  •  
  • primary Motor Area (M I) Premotor Area (PM) Supplementary Motor Area (SMA) Frontal Eye Field Motor Areas
  • Motor Homunculus
  • M I ------- 4 precentral gyrus of lateral surface anterior part of paracentral lobule heterotypical agranular cortex giant pyramidal cell of Betz afferents: premotor area, SMA, S I VLc, VPLo of thalamus Motor Homunculus Upper Motor Neuron (UMN) syndrome Primary Motor Area
  • Premotor Area (PM) ------ lateral surface of 6 afferents: VLc, VPLo of thalamus from cerebellum Supplementary Motor Area (SMA) -------------------------- medial surface of 6 afferents: VLo, Vapc of thalamus from basal ganglia Frontal Eye Field ---------- 8 voluntary tracking movement Other Motor Areas
  • Brodman ’ s Map of Motor and Sensory Areas
  • Language Areas ----- 22, 39, 40, 44, 45 Posterior Parietal Association Area ------ 5, 7 (39, 40) body image Temporal Association Area ------ 20, 21, 37, 38 (22) multisensory integration, conceptual ideation Prefrontal Association Area ----- 9, 10, 11, 12, 46, 47 (44, 45) judgement, foresight, personality Association Areas
  • Order of Cortical Maturation 1 2 3 3 3 2 1 1
  •  Agnosia Tactile agnosia Visual agnosia Alexia Auditory agnosia  Apraxia  Aphasia Wernicke’s (receptive) aphasia Broca’s (Motor) aphasia conduction aphasia global aphasia Disorders of Association Cortex
  • Apraxia The inability to execute a voluntary motor movement despite being able to demonstrate normal muscle function.
  • Sensory Language Area (Wernike's area) ---- 22, 39, 40 Receptive Aphasia - area 22 defect in comprehension, good spontaneous speech Anomic Aphasia - word finding difficulty Jargon aphasia - fluent, but unintelligiable jargon 39 (supramarginal gyrus), 40 (angular gyrus) Superior Longitudinal Fasciculus Conduction Aphasia good comprehension, good spontaneous speech poor repetition, poor response Motor Language Area (Broca’s area) --- 44, 45 Motor Apahsia good comprehension, no speech Language Areas
  • Language Areas (Geschwind Model)

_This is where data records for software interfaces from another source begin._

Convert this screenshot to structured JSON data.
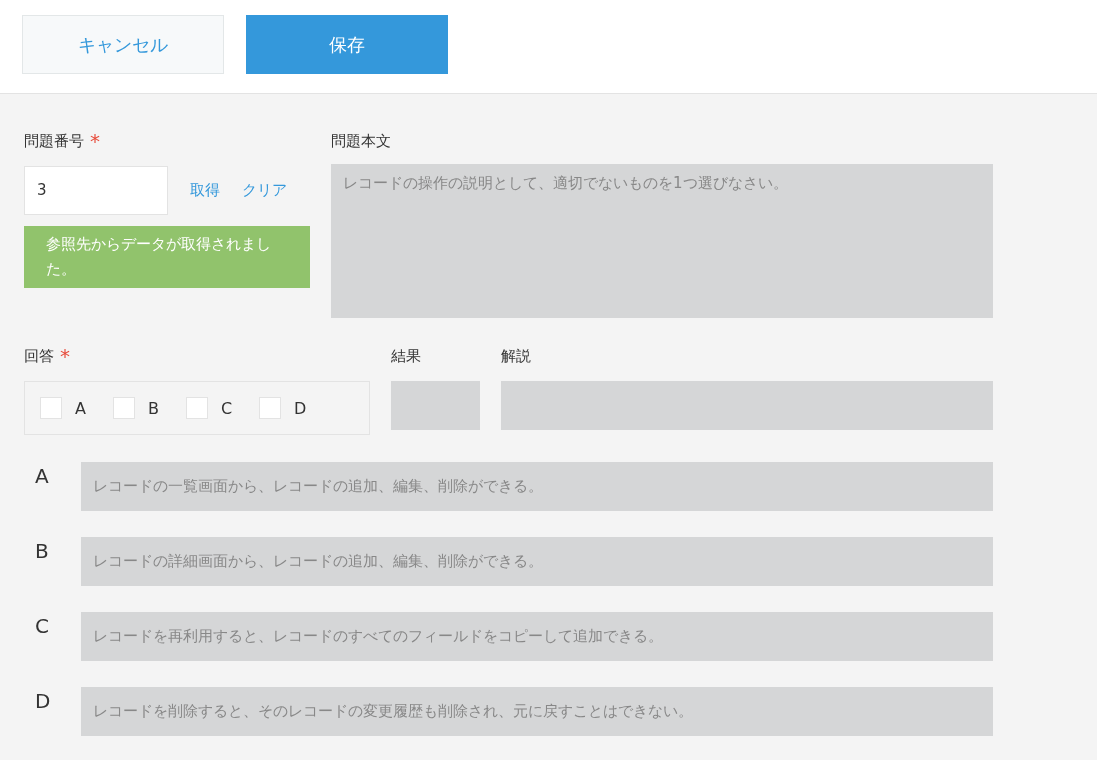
{
  "toolbar": {
    "cancel": "キャンセル",
    "save": "保存"
  },
  "question_number": {
    "label": "問題番号",
    "required_mark": "*",
    "value": "3",
    "fetch_link": "取得",
    "clear_link": "クリア",
    "message": "参照先からデータが取得されました。"
  },
  "question_text": {
    "label": "問題本文",
    "value": "レコードの操作の説明として、適切でないものを1つ選びなさい。"
  },
  "answer": {
    "label": "回答",
    "required_mark": "*",
    "options": [
      {
        "label": "A",
        "checked": false
      },
      {
        "label": "B",
        "checked": false
      },
      {
        "label": "C",
        "checked": false
      },
      {
        "label": "D",
        "checked": false
      }
    ]
  },
  "result": {
    "label": "結果"
  },
  "explanation": {
    "label": "解説"
  },
  "choices": [
    {
      "letter": "A",
      "text": "レコードの一覧画面から、レコードの追加、編集、削除ができる。"
    },
    {
      "letter": "B",
      "text": "レコードの詳細画面から、レコードの追加、編集、削除ができる。"
    },
    {
      "letter": "C",
      "text": "レコードを再利用すると、レコードのすべてのフィールドをコピーして追加できる。"
    },
    {
      "letter": "D",
      "text": "レコードを削除すると、そのレコードの変更履歴も削除され、元に戻すことはできない。"
    }
  ]
}
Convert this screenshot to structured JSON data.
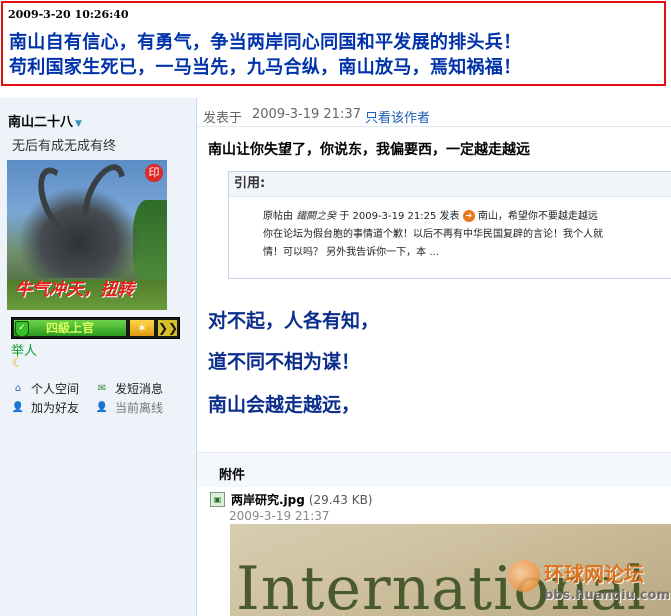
{
  "banner": {
    "timestamp": "2009-3-20 10:26:40",
    "line1": "南山自有信心，有勇气，争当两岸同心同国和平发展的排头兵！",
    "line2": "苟利国家生死已，一马当先，九马合纵，南山放马，焉知祸福！"
  },
  "sidebar": {
    "username": "南山二十八",
    "motto": "无后有成无成有终",
    "avatar_caption": "牛气冲天，扭转",
    "rank_badge_label": "四級上官",
    "rank_title": "举人",
    "links": {
      "personal_space": "个人空间",
      "send_message": "发短消息",
      "add_friend": "加为好友",
      "status": "当前离线"
    }
  },
  "post": {
    "posted_label": "发表于",
    "posted_time": "2009-3-19 21:37",
    "only_author": "只看该作者",
    "title": "南山让你失望了，你说东，我偏要西，一定越走越远",
    "quote": {
      "header": "引用:",
      "line1_prefix": "原帖由",
      "quoted_author": "鐵闕之癸",
      "line1_mid": "于 2009-3-19 21:25 发表",
      "line1_text": "南山，希望你不要越走越远",
      "line2": "你在论坛为假台胞的事情道个歉！以后不再有中华民国复辟的言论！我个人就",
      "line3": "情！可以吗？   另外我告诉你一下，本 ..."
    },
    "body": [
      "对不起，人各有知，",
      "道不同不相为谋！",
      "南山会越走越远，"
    ]
  },
  "attachment": {
    "header": "附件",
    "file_name": "两岸研究.jpg",
    "file_size": "(29.43 KB)",
    "file_date": "2009-3-19 21:37",
    "image_text": "International"
  },
  "watermark": {
    "name": "环球网论坛",
    "url": "bbs.huanqiu.com"
  }
}
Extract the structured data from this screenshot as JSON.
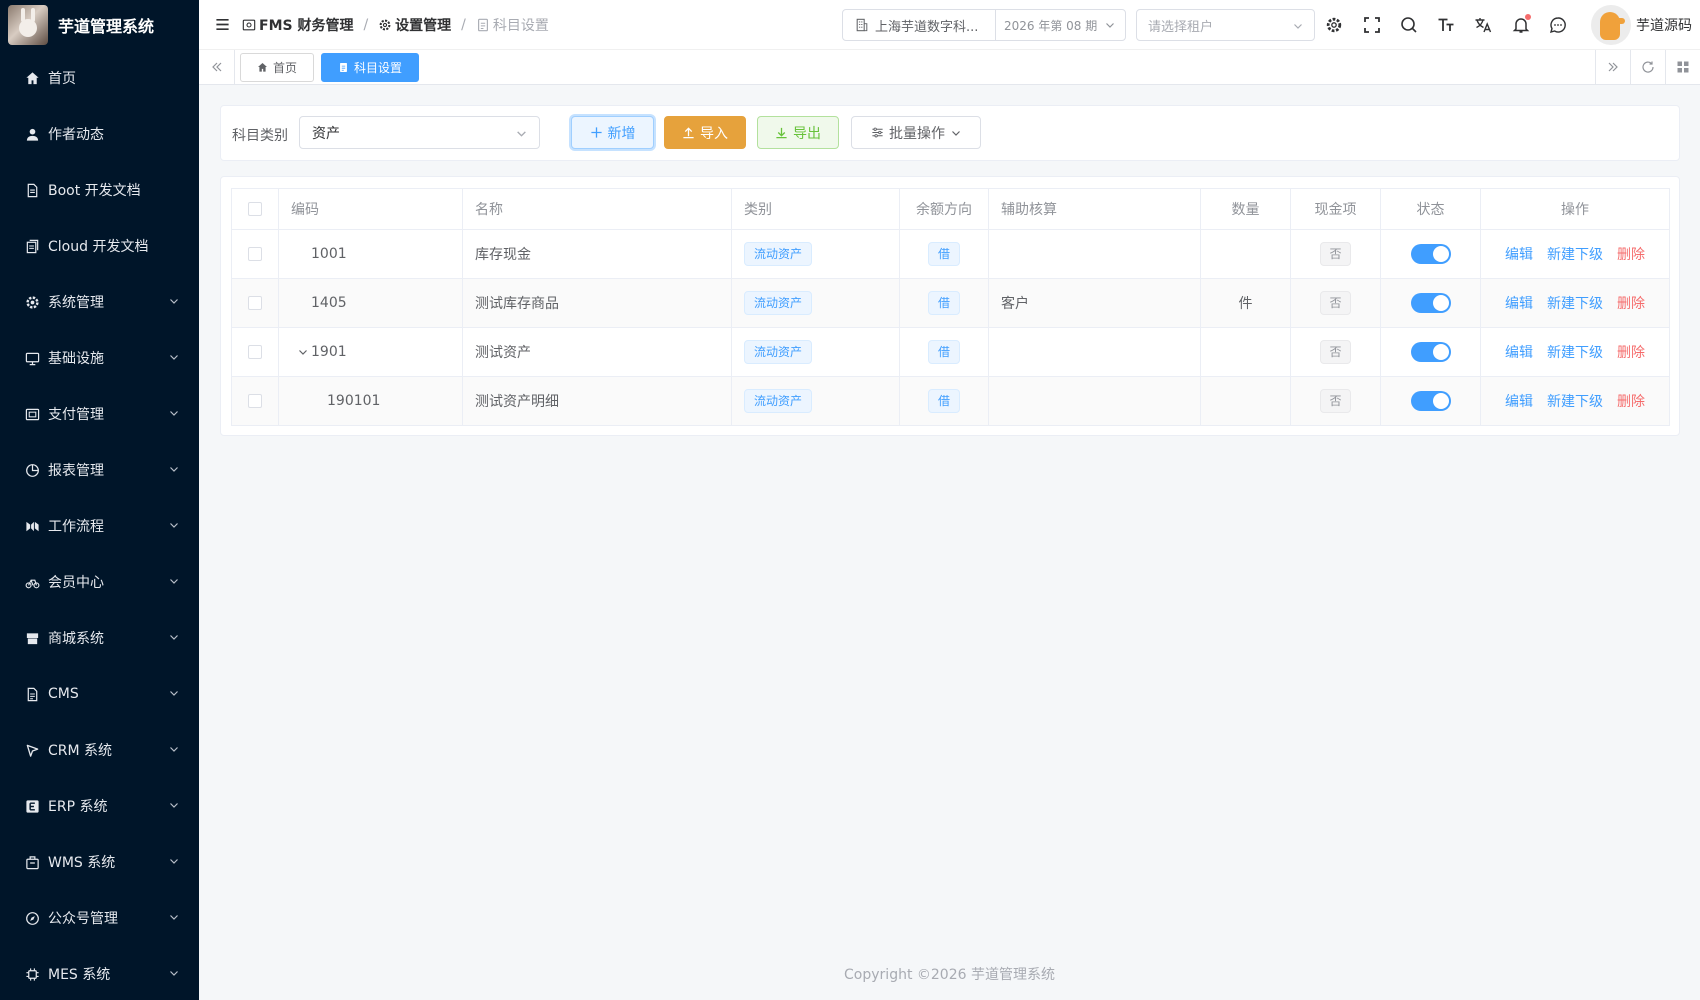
{
  "app": {
    "title": "芋道管理系统",
    "copyright": "Copyright ©2026 芋道管理系统"
  },
  "sidebar": {
    "items": [
      {
        "label": "首页",
        "icon": "home-icon"
      },
      {
        "label": "作者动态",
        "icon": "user-icon"
      },
      {
        "label": "Boot 开发文档",
        "icon": "document-icon"
      },
      {
        "label": "Cloud 开发文档",
        "icon": "documents-icon"
      },
      {
        "label": "系统管理",
        "icon": "gear-icon"
      },
      {
        "label": "基础设施",
        "icon": "monitor-icon"
      },
      {
        "label": "支付管理",
        "icon": "payment-icon"
      },
      {
        "label": "报表管理",
        "icon": "pie-chart-icon"
      },
      {
        "label": "工作流程",
        "icon": "workflow-icon"
      },
      {
        "label": "会员中心",
        "icon": "bicycle-icon"
      },
      {
        "label": "商城系统",
        "icon": "shop-icon"
      },
      {
        "label": "CMS",
        "icon": "cms-icon"
      },
      {
        "label": "CRM 系统",
        "icon": "crm-icon"
      },
      {
        "label": "ERP 系统",
        "icon": "erp-icon"
      },
      {
        "label": "WMS 系统",
        "icon": "wms-icon"
      },
      {
        "label": "公众号管理",
        "icon": "compass-icon"
      },
      {
        "label": "MES 系统",
        "icon": "chip-icon"
      }
    ]
  },
  "header": {
    "breadcrumb": [
      "FMS 财务管理",
      "设置管理",
      "科目设置"
    ],
    "company": "上海芋道数字科...",
    "period": "2026 年第 08 期",
    "tenant_placeholder": "请选择租户",
    "user_name": "芋道源码"
  },
  "tags": {
    "home": "首页",
    "current": "科目设置"
  },
  "search": {
    "label": "科目类别",
    "value": "资产"
  },
  "toolbar": {
    "add": "新增",
    "import": "导入",
    "export": "导出",
    "batch": "批量操作"
  },
  "table": {
    "headers": [
      "编码",
      "名称",
      "类别",
      "余额方向",
      "辅助核算",
      "数量",
      "现金项",
      "状态",
      "操作"
    ],
    "rows": [
      {
        "code": "1001",
        "name": "库存现金",
        "category": "流动资产",
        "direction": "借",
        "aux": "",
        "qty": "",
        "cash": "否"
      },
      {
        "code": "1405",
        "name": "测试库存商品",
        "category": "流动资产",
        "direction": "借",
        "aux": "客户",
        "qty": "件",
        "cash": "否"
      },
      {
        "code": "1901",
        "name": "测试资产",
        "category": "流动资产",
        "direction": "借",
        "aux": "",
        "qty": "",
        "cash": "否"
      },
      {
        "code": "190101",
        "name": "测试资产明细",
        "category": "流动资产",
        "direction": "借",
        "aux": "",
        "qty": "",
        "cash": "否"
      }
    ],
    "actions": {
      "edit": "编辑",
      "add_child": "新建下级",
      "delete": "删除"
    }
  },
  "colors": {
    "sidebar_bg": "#001529",
    "primary": "#409eff",
    "warning": "#e6a23c",
    "success": "#67c23a",
    "danger": "#f56c6c"
  }
}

  • Photograph of the brain of Paul Broca ’ s patient called “ Tan ” (real name is Leborgne). Broca ’ s Area Pars triangularis and pars opercularis of the inferior frontal gyrus of dominant hemisphere.
  • Paul Broca (1824-1880) Carl Wernicke (1848-1905)
  • PET (positron emission tomography) scan
  • Composite radioisotope brain scan
  • Cerebral Dominance (Lateralization, Asymmetry) Dominant Hemisphere Language – speech, writing Calculation Non-dominant Hemisphere Spatial Perception (3D subject) Singing Playing musical instrument
  • Language Speech Writing Calculation 3D perception Singing Playing Musical instrument
  • Roger Sperry (1913-1994) 1981 Nobel Laureate Split Brain Commissuratomy (split corpus callosum) Two minds in one brain?                                             
    • Frontal Granular Cortex
    • Lateral Prefrontal Association Area
    • ------ 9, 10, 46
    • judgement, foresight, problem solving
    • Orbitofrontal Cortex
    • ------ 11, 12, 47
    • emotion, olfaction, personality
    •  Case of Phineas Gage
    •  Prefrontal Leucotomy of Moniz and Freeman
    Prefrontal Association Areas
  • Phineas Gage (1823-1861, accident in 1848)
  • Phineas Gage’s lesion reconstructed (H. Damasio and R. Frank, 1992)
  • Prefrontal Leucotomy (Frontal Lobotomy) Antonio Egas Moniz
  • Conceptual Framework of Cerebral Function